Building Early Literacy Skills With Dialogic Reading

Martin Luther King Jr. Memorial Library - Central Library

Building Early Literacy Skills With Dialogic Reading

Child and adult reading a book togetherThe early literacy method called dialogic reading uses open-ended or “what” questions to expand a child’s expressive vocabulary and story-telling  skills.   

Connecting the book that you are reading to your child with their own experiences helps them to focus.  When children listen to a story and respond to a few questions and interactions, they learn listening skills and better understand the continuing story. All are invaluable in literacy development.  

Ask open-ended questions while reading to children as a way to prompt them to talk about the pictures in the book. Rather than specific “what” questions, also use more general queries that will require the child to answer with more than one word (especially yes and no).

It is also helpful to repeat what the child has said and expand their response. Another way to reinforce your child’s response will be by repeating the ideas that were put forth in a higher level of vocabulary.  This is a great way to encourage and praise a young person, while introducing new vocabulary.

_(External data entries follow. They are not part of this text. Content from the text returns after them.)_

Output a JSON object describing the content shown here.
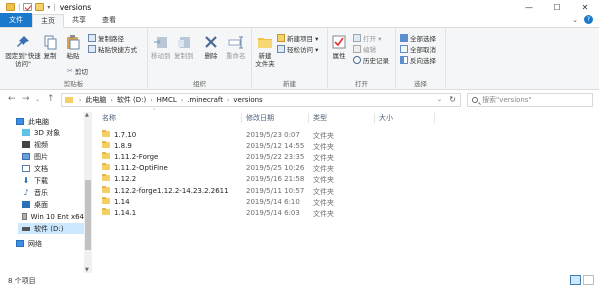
{
  "window": {
    "title": "versions",
    "minimize": "—",
    "maximize": "☐",
    "close": "✕"
  },
  "tabs": [
    {
      "label": "文件"
    },
    {
      "label": "主页"
    },
    {
      "label": "共享"
    },
    {
      "label": "查看"
    }
  ],
  "ribbon": {
    "clipboard": {
      "label": "剪贴板",
      "pin": "固定到\"快速访问\"",
      "copy": "复制",
      "paste": "粘贴",
      "copy_path": "复制路径",
      "paste_shortcut": "粘贴快捷方式",
      "cut": "剪切"
    },
    "organize": {
      "label": "组织",
      "move_to": "移动到",
      "copy_to": "复制到",
      "delete": "删除",
      "rename": "重命名"
    },
    "new": {
      "label": "新建",
      "new_folder": "新建\n文件夹",
      "new_item": "新建项目 ▾",
      "easy_access": "轻松访问 ▾"
    },
    "open": {
      "label": "打开",
      "properties": "属性",
      "open": "打开 ▾",
      "edit": "编辑",
      "history": "历史记录"
    },
    "select": {
      "label": "选择",
      "select_all": "全部选择",
      "select_none": "全部取消",
      "invert": "反向选择"
    }
  },
  "address": {
    "breadcrumbs": [
      "此电脑",
      "软件 (D:)",
      "HMCL",
      ".minecraft",
      "versions"
    ],
    "search_placeholder": "搜索\"versions\""
  },
  "nav_pane": {
    "items": [
      {
        "label": "此电脑",
        "icon": "pc-icon"
      },
      {
        "label": "3D 对象",
        "icon": "3d-icon"
      },
      {
        "label": "视频",
        "icon": "video-icon"
      },
      {
        "label": "图片",
        "icon": "picture-icon"
      },
      {
        "label": "文档",
        "icon": "document-icon"
      },
      {
        "label": "下载",
        "icon": "download-icon"
      },
      {
        "label": "音乐",
        "icon": "music-icon"
      },
      {
        "label": "桌面",
        "icon": "desktop-icon"
      },
      {
        "label": "Win 10 Ent x64",
        "icon": "drive-icon"
      },
      {
        "label": "软件 (D:)",
        "icon": "drive-icon",
        "selected": true
      },
      {
        "label": "网络",
        "icon": "network-icon"
      }
    ]
  },
  "columns": {
    "name": "名称",
    "date": "修改日期",
    "type": "类型",
    "size": "大小"
  },
  "files": [
    {
      "name": "1.7.10",
      "date": "2019/5/23 0:07",
      "type": "文件夹"
    },
    {
      "name": "1.8.9",
      "date": "2019/5/12 14:55",
      "type": "文件夹"
    },
    {
      "name": "1.11.2-Forge",
      "date": "2019/5/22 23:35",
      "type": "文件夹"
    },
    {
      "name": "1.11.2-OptiFine",
      "date": "2019/5/25 10:26",
      "type": "文件夹"
    },
    {
      "name": "1.12.2",
      "date": "2019/5/16 21:58",
      "type": "文件夹"
    },
    {
      "name": "1.12.2-forge1.12.2-14.23.2.2611",
      "date": "2019/5/11 10:57",
      "type": "文件夹"
    },
    {
      "name": "1.14",
      "date": "2019/5/14 6:10",
      "type": "文件夹"
    },
    {
      "name": "1.14.1",
      "date": "2019/5/14 6:03",
      "type": "文件夹"
    }
  ],
  "status": {
    "item_count": "8 个项目"
  },
  "colors": {
    "file_tab": "#1979ca",
    "selection": "#cce8ff",
    "folder": "#f5cf63"
  }
}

Opening a book to a random page and reading the illustration offers another literacy tool.  Ask what is happening in the illustration.  

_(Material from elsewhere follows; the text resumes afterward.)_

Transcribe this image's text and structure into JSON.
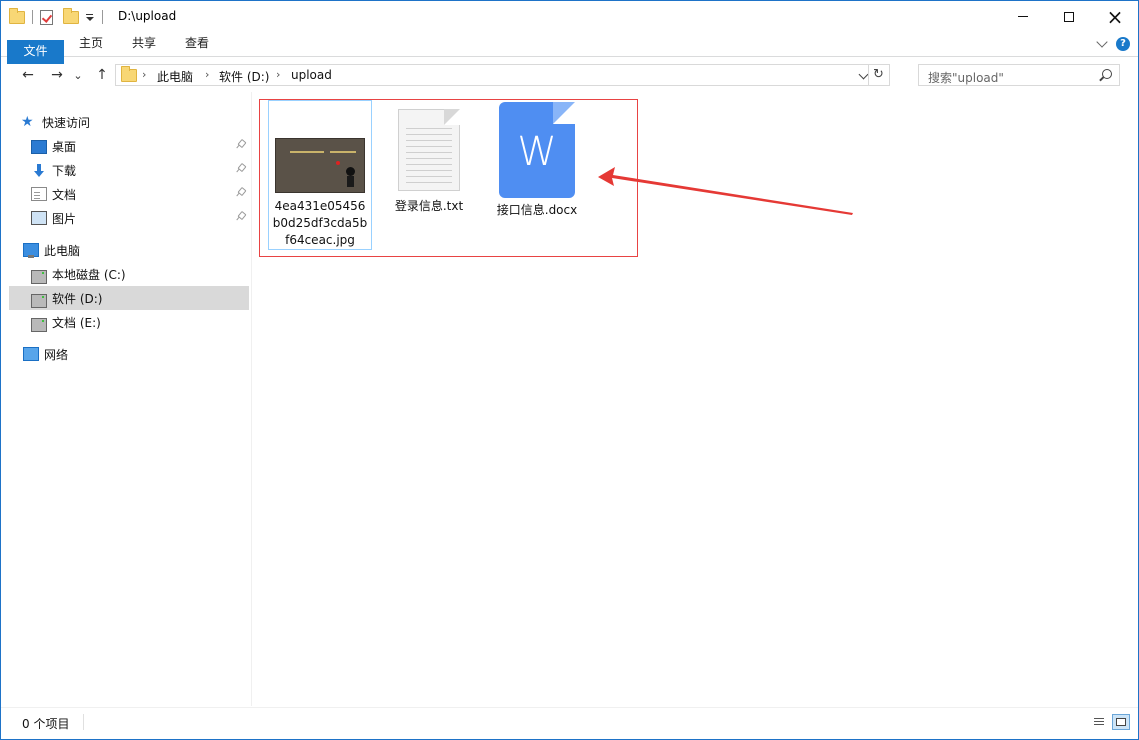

Children can build their own stories with an imaginative look at what they think is happening on the page. Enjoy your reading adventure and don’t forget to encourage and praise the young learner!